• **MATERIALS PROVIDED**:

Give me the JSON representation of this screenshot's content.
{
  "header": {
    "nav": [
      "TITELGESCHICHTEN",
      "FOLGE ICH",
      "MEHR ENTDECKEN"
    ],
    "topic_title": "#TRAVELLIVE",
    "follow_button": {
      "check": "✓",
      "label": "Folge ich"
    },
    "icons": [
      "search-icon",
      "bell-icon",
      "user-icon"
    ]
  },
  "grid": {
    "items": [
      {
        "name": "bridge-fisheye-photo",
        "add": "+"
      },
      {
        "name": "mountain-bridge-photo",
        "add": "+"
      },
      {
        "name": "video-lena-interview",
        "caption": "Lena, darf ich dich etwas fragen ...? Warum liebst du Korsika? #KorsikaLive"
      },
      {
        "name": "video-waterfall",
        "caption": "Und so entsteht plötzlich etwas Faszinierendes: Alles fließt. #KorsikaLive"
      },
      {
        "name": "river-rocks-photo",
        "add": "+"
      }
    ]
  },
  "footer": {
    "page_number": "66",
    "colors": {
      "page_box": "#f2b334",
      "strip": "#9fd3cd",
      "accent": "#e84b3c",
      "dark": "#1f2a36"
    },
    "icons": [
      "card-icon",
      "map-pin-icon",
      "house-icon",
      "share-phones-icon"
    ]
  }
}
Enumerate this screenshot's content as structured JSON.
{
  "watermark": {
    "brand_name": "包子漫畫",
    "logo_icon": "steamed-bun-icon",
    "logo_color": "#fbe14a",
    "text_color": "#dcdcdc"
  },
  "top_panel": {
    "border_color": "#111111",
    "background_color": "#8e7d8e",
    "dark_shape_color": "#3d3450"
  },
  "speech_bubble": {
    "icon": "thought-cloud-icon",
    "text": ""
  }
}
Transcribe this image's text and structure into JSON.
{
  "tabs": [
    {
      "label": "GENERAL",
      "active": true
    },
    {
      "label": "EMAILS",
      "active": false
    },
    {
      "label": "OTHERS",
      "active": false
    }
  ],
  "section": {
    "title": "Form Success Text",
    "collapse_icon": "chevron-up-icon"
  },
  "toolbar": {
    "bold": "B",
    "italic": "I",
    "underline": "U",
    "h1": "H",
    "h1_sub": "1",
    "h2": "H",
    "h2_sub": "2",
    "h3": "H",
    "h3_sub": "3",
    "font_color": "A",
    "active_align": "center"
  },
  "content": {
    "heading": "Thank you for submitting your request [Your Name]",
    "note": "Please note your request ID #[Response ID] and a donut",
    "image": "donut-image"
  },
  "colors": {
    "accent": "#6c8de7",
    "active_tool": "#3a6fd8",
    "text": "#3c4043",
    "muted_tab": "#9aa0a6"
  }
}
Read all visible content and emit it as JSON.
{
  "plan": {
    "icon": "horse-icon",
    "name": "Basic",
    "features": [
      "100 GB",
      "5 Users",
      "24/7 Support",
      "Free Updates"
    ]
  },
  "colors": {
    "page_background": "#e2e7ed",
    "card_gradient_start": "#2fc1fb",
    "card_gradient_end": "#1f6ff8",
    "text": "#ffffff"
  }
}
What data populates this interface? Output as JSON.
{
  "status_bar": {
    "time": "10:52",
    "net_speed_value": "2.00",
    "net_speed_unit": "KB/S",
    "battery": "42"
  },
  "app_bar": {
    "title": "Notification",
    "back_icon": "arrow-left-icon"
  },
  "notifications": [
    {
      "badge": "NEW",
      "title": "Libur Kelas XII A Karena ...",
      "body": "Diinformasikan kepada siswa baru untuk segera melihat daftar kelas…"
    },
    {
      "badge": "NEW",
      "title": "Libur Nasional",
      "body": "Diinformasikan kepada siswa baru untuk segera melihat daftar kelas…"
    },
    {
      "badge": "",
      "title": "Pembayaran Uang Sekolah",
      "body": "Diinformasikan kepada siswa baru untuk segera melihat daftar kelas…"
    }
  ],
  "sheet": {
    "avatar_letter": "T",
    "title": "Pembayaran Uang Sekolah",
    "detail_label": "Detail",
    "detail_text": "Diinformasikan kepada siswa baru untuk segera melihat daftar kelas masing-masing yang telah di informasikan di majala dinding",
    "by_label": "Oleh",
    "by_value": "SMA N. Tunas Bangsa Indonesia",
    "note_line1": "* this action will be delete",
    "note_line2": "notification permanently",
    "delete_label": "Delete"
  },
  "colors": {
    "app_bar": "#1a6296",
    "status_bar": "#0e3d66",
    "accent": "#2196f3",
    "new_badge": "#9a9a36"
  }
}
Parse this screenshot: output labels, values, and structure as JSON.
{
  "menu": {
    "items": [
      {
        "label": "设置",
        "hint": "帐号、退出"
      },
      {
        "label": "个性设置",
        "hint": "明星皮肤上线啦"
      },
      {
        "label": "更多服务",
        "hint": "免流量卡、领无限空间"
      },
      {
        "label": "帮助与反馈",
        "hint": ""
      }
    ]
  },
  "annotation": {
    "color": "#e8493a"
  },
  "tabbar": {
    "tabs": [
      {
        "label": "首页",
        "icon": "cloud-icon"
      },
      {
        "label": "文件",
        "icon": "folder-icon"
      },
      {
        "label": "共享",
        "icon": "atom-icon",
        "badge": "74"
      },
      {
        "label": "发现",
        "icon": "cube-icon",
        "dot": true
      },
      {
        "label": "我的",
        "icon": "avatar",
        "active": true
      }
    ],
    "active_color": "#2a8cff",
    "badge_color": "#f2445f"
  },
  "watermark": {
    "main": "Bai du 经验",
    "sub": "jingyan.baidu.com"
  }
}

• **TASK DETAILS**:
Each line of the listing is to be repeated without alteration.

• **OUTPUT FOR THIS EXERCISE**:
Give me the JSON representation of this screenshot's content.
{
  "header": {
    "nav": [
      "TITELGESCHICHTEN",
      "FOLGE ICH",
      "MEHR ENTDECKEN"
    ],
    "topic_title": "#TRAVELLIVE",
    "follow_button": {
      "check": "✓",
      "label": "Folge ich"
    },
    "icons": [
      "search-icon",
      "bell-icon",
      "user-icon"
    ]
  },
  "grid": {
    "items": [
      {
        "name": "bridge-fisheye-photo",
        "add": "+"
      },
      {
        "name": "mountain-bridge-photo",
        "add": "+"
      },
      {
        "name": "video-lena-interview",
        "caption": "Lena, darf ich dich etwas fragen ...? Warum liebst du Korsika? #KorsikaLive"
      },
      {
        "name": "video-waterfall",
        "caption": "Und so entsteht plötzlich etwas Faszinierendes: Alles fließt. #KorsikaLive"
      },
      {
        "name": "river-rocks-photo",
        "add": "+"
      }
    ]
  },
  "footer": {
    "page_number": "66",
    "colors": {
      "page_box": "#f2b334",
      "strip": "#9fd3cd",
      "accent": "#e84b3c",
      "dark": "#1f2a36"
    },
    "icons": [
      "card-icon",
      "map-pin-icon",
      "house-icon",
      "share-phones-icon"
    ]
  }
}
Enumerate this screenshot's content as structured JSON.
{
  "watermark": {
    "brand_name": "包子漫畫",
    "logo_icon": "steamed-bun-icon",
    "logo_color": "#fbe14a",
    "text_color": "#dcdcdc"
  },
  "top_panel": {
    "border_color": "#111111",
    "background_color": "#8e7d8e",
    "dark_shape_color": "#3d3450"
  },
  "speech_bubble": {
    "icon": "thought-cloud-icon",
    "text": ""
  }
}
Transcribe this image's text and structure into JSON.
{
  "tabs": [
    {
      "label": "GENERAL",
      "active": true
    },
    {
      "label": "EMAILS",
      "active": false
    },
    {
      "label": "OTHERS",
      "active": false
    }
  ],
  "section": {
    "title": "Form Success Text",
    "collapse_icon": "chevron-up-icon"
  },
  "toolbar": {
    "bold": "B",
    "italic": "I",
    "underline": "U",
    "h1": "H",
    "h1_sub": "1",
    "h2": "H",
    "h2_sub": "2",
    "h3": "H",
    "h3_sub": "3",
    "font_color": "A",
    "active_align": "center"
  },
  "content": {
    "heading": "Thank you for submitting your request [Your Name]",
    "note": "Please note your request ID #[Response ID] and a donut",
    "image": "donut-image"
  },
  "colors": {
    "accent": "#6c8de7",
    "active_tool": "#3a6fd8",
    "text": "#3c4043",
    "muted_tab": "#9aa0a6"
  }
}
Read all visible content and emit it as JSON.
{
  "plan": {
    "icon": "horse-icon",
    "name": "Basic",
    "features": [
      "100 GB",
      "5 Users",
      "24/7 Support",
      "Free Updates"
    ]
  },
  "colors": {
    "page_background": "#e2e7ed",
    "card_gradient_start": "#2fc1fb",
    "card_gradient_end": "#1f6ff8",
    "text": "#ffffff"
  }
}
What data populates this interface? Output as JSON.
{
  "status_bar": {
    "time": "10:52",
    "net_speed_value": "2.00",
    "net_speed_unit": "KB/S",
    "battery": "42"
  },
  "app_bar": {
    "title": "Notification",
    "back_icon": "arrow-left-icon"
  },
  "notifications": [
    {
      "badge": "NEW",
      "title": "Libur Kelas XII A Karena ...",
      "body": "Diinformasikan kepada siswa baru untuk segera melihat daftar kelas…"
    },
    {
      "badge": "NEW",
      "title": "Libur Nasional",
      "body": "Diinformasikan kepada siswa baru untuk segera melihat daftar kelas…"
    },
    {
      "badge": "",
      "title": "Pembayaran Uang Sekolah",
      "body": "Diinformasikan kepada siswa baru untuk segera melihat daftar kelas…"
    }
  ],
  "sheet": {
    "avatar_letter": "T",
    "title": "Pembayaran Uang Sekolah",
    "detail_label": "Detail",
    "detail_text": "Diinformasikan kepada siswa baru untuk segera melihat daftar kelas masing-masing yang telah di informasikan di majala dinding",
    "by_label": "Oleh",
    "by_value": "SMA N. Tunas Bangsa Indonesia",
    "note_line1": "* this action will be delete",
    "note_line2": "notification permanently",
    "delete_label": "Delete"
  },
  "colors": {
    "app_bar": "#1a6296",
    "status_bar": "#0e3d66",
    "accent": "#2196f3",
    "new_badge": "#9a9a36"
  }
}
Parse this screenshot: output labels, values, and structure as JSON.
{
  "menu": {
    "items": [
      {
        "label": "设置",
        "hint": "帐号、退出"
      },
      {
        "label": "个性设置",
        "hint": "明星皮肤上线啦"
      },
      {
        "label": "更多服务",
        "hint": "免流量卡、领无限空间"
      },
      {
        "label": "帮助与反馈",
        "hint": ""
      }
    ]
  },
  "annotation": {
    "color": "#e8493a"
  },
  "tabbar": {
    "tabs": [
      {
        "label": "首页",
        "icon": "cloud-icon"
      },
      {
        "label": "文件",
        "icon": "folder-icon"
      },
      {
        "label": "共享",
        "icon": "atom-icon",
        "badge": "74"
      },
      {
        "label": "发现",
        "icon": "cube-icon",
        "dot": true
      },
      {
        "label": "我的",
        "icon": "avatar",
        "active": true
      }
    ],
    "active_color": "#2a8cff",
    "badge_color": "#f2445f"
  },
  "watermark": {
    "main": "Bai du 经验",
    "sub": "jingyan.baidu.com"
  }
}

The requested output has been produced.